2013 Maine-approved pesticides for use on poultry lice (Excel). Most are premise treatments, not bird treatments.
For more information about poultry, visit the UMaine Extension poultry web pages.
Anne Lichtenwalner, assistant professor and extension veterinarian at the University of Maine, spoke with the publication Bovine Veterinarian about the National Mastitis Council’s upcoming regional meeting in Portland, Maine. Lichtenwalner is also the 2013 NMC regional chairwoman.
St. John Valley Times reported on the discovery through testing at the University of Maine Animal Health Laboratory of a tiny parasitic tapeworm that can exist in the lungs of moose and intestines of canines, both wild and domestic, which could expose humans to the parasite. Excessive lungworm presence can compromise the health of moose. The Maine Center for Disease Control, the Animal Health Lab and UMaine Cooperative Extension, and the Maine Department of Inland Fisheries and Wildlife advise people to wear latex or rubber gloves when field dressing game and thoroughly cook game meat, the article said. Channel 7 (WVII) also carried a report on the parasite.
A Portland Press Herald blog on large animal veterinarians in Maine included a question-and-answer interview with University of Maine Cooperative Extension Veterinarian Anne Lichtenwalner, director of the UMaine Animal Health Laboratory and assistant professor of animal and veterinary sciences, about the dwindling numbers of large animal veterinarians in the state.

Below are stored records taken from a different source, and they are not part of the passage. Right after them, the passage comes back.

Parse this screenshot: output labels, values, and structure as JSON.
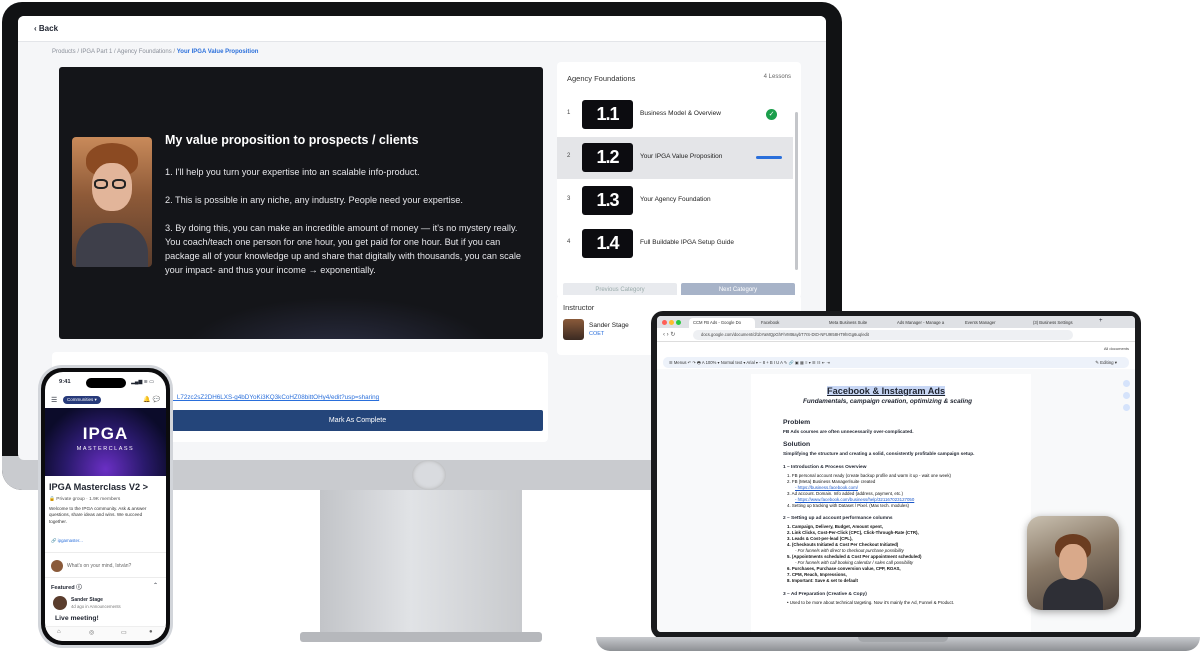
{
  "monitor": {
    "back_label": "Back",
    "breadcrumb": {
      "path": "Products / IPGA Part 1 / Agency Foundations /",
      "current": "Your IPGA Value Proposition"
    },
    "video": {
      "title": "My value proposition to prospects / clients",
      "p1": "1. I'll help you turn your expertise into an scalable info-product.",
      "p2": "2. This is possible in any niche, any industry. People need your expertise.",
      "p3": "3. By doing this, you can make an incredible amount of money — it's no mystery really. You coach/teach one person for one hour, you get paid for one hour. But if you can package all of your knowledge up and share that digitally with thousands, you can scale your impact- and thus your income → exponentially."
    },
    "lessons_panel": {
      "title": "Agency Foundations",
      "count": "4 Lessons",
      "items": [
        {
          "num": "1",
          "badge": "1.1",
          "label": "Business Model & Overview"
        },
        {
          "num": "2",
          "badge": "1.2",
          "label": "Your IPGA Value Proposition"
        },
        {
          "num": "3",
          "badge": "1.3",
          "label": "Your Agency Foundation"
        },
        {
          "num": "4",
          "badge": "1.4",
          "label": "Full Buildable IPGA Setup Guide"
        }
      ],
      "prev_label": "Previous Category",
      "next_label": "Next Category"
    },
    "instructor": {
      "heading": "Instructor",
      "name": "Sander Stage",
      "role": "COET"
    },
    "doc_link": "l_L72zc2sZ2DH6LXS-g4bDYoKi3KQ3kCoHZ08bittOHy4/edit?usp=sharing",
    "mark_complete_label": "Mark As Complete"
  },
  "phone": {
    "time": "9:41",
    "status": "▂▄▆ ≋ ▭",
    "community_pill": "Communities ▾",
    "hero_title": "IPGA",
    "hero_subtitle": "MASTERCLASS",
    "group_title": "IPGA Masterclass V2 >",
    "group_meta": "🔒 Private group · 1.9K members",
    "description": "Welcome to the IPGA community. Ask & answer questions, share ideas and wins. We succeed together.",
    "chip": "🔗 ipgamaster...",
    "mind_placeholder": "What's on your mind, István?",
    "featured_label": "Featured ⓘ",
    "post_author": "Sander Stage",
    "post_meta": "4d ago in Announcements",
    "post_title": "Live meeting!"
  },
  "laptop": {
    "tabs": [
      "CCM FB Ads - Google Do",
      "Facebook",
      "Meta Business Suite",
      "Ads Manager - Manage a",
      "Events Manager",
      "(3) Business Settings"
    ],
    "url": "docs.google.com/document/d/1bYaMQpGhFiVMt6aybT7rS-DtO-NFU9I58HT9hIGg6uq/edit",
    "all_documents": "All documents",
    "toolbar": "☰ Menus   ↶ ↷ 🖶 A   100% ▾   Normal text ▾   Arial ▾   − 8 +   B I U A ✎   🔗 ▣ ▦   ≡ ▾   ☰ ☷ ⇤ ⇥",
    "editing": "✎ Editing ▾",
    "doc": {
      "title": "Facebook & Instagram Ads",
      "subtitle": "Fundamentals, campaign creation, optimizing & scaling",
      "problem_h": "Problem",
      "problem_b": "FB Ads courses are often unnecessarily over-complicated.",
      "solution_h": "Solution",
      "solution_b": "Simplifying the structure and creating a solid, consistently profitable campaign setup.",
      "sec1": "1 – Introduction & Process Overview",
      "s1": [
        "1.   FB personal account ready (create backup profile and warm it up - wait one week)",
        "2.   FB (Meta) Business Manager/suite created",
        "- https://business.facebook.com/",
        "3.   Ad account. Domain. Info added (address, payment, etc.)",
        "- https://www.facebook.com/business/help/321167023127050",
        "4.   Setting up tracking with Dataset / Pixel. (Max tech. modules)"
      ],
      "sec2": "2 – Setting up ad account performance columns",
      "s2": [
        "1.   Campaign, Delivery, Budget, Amount spent,",
        "2.   Link Clicks, Cost-Per-Click (CPC), Click-Through-Rate (CTR),",
        "3.   Leads & Cost-per-lead (CPL),",
        "4.   (Checkouts Initiated & Cost Per Checkout Initiated)",
        "- For funnels with direct to checkout purchase possibility",
        "5.   (Appointments scheduled & Cost Per appointment scheduled)",
        "- For funnels with call booking calendar / sales call possibility",
        "6.   Purchases, Purchase conversion value, CPP, ROAS,",
        "7.   CPM, Reach, Impressions,",
        "8.   Important: Save & set to default"
      ],
      "sec3": "3 – Ad Preparation (Creative & Copy)",
      "s3": "•   Used to be more about technical targeting. Now it's mainly the Ad, Funnel & Product."
    }
  }
}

Channel 7 (WVII) interviewed University of Maine Cooperative Extension veterinarian Anne Lichtenwalner and recent UMaine veterinary sciences graduate and research assistant Darryl Ann Girardin for story broadcast in the 6 p.m. news on Nov. 9 about a two-year research project helping the Maine Department of Inland Fisheries and Wildlife determine how prevalent a possible new parasite, lungworm, is in moose in Maine. Girardin and Lichtenwalner began analyzing lungs from hunted moose in northern Maine last fall at the UMaine Animal Health Laboratory to genetically identify lungworms in moose. They are exploring the possibility that a lungworm normally found in deer and sometimes livestock can migrate to new host species, which in this case is moose.
Contact: George Manlove, 207.581.3756
It’s been a difficult year for much of the country in regards to mosquito-borne disease, but Maine seems to have done relatively well, according to the most recent CDC update. Most mosquito activity is over for the year. The Maine 2012 season passed with no human cases, and relatively little animal disease due to EEE and WNV — probably thanks to many factors, including vaccination of horses and mosquito control for humans, pets, and livestock. Planning for mosquito control for next year is a good idea, and keeping equine vaccinations current is a big part of lessening the impact of EEE and WNV in Maine.
For more information, see “2012 US Arboviral Activity Update” (listed under Weekly reports) at westnile.ca.gov.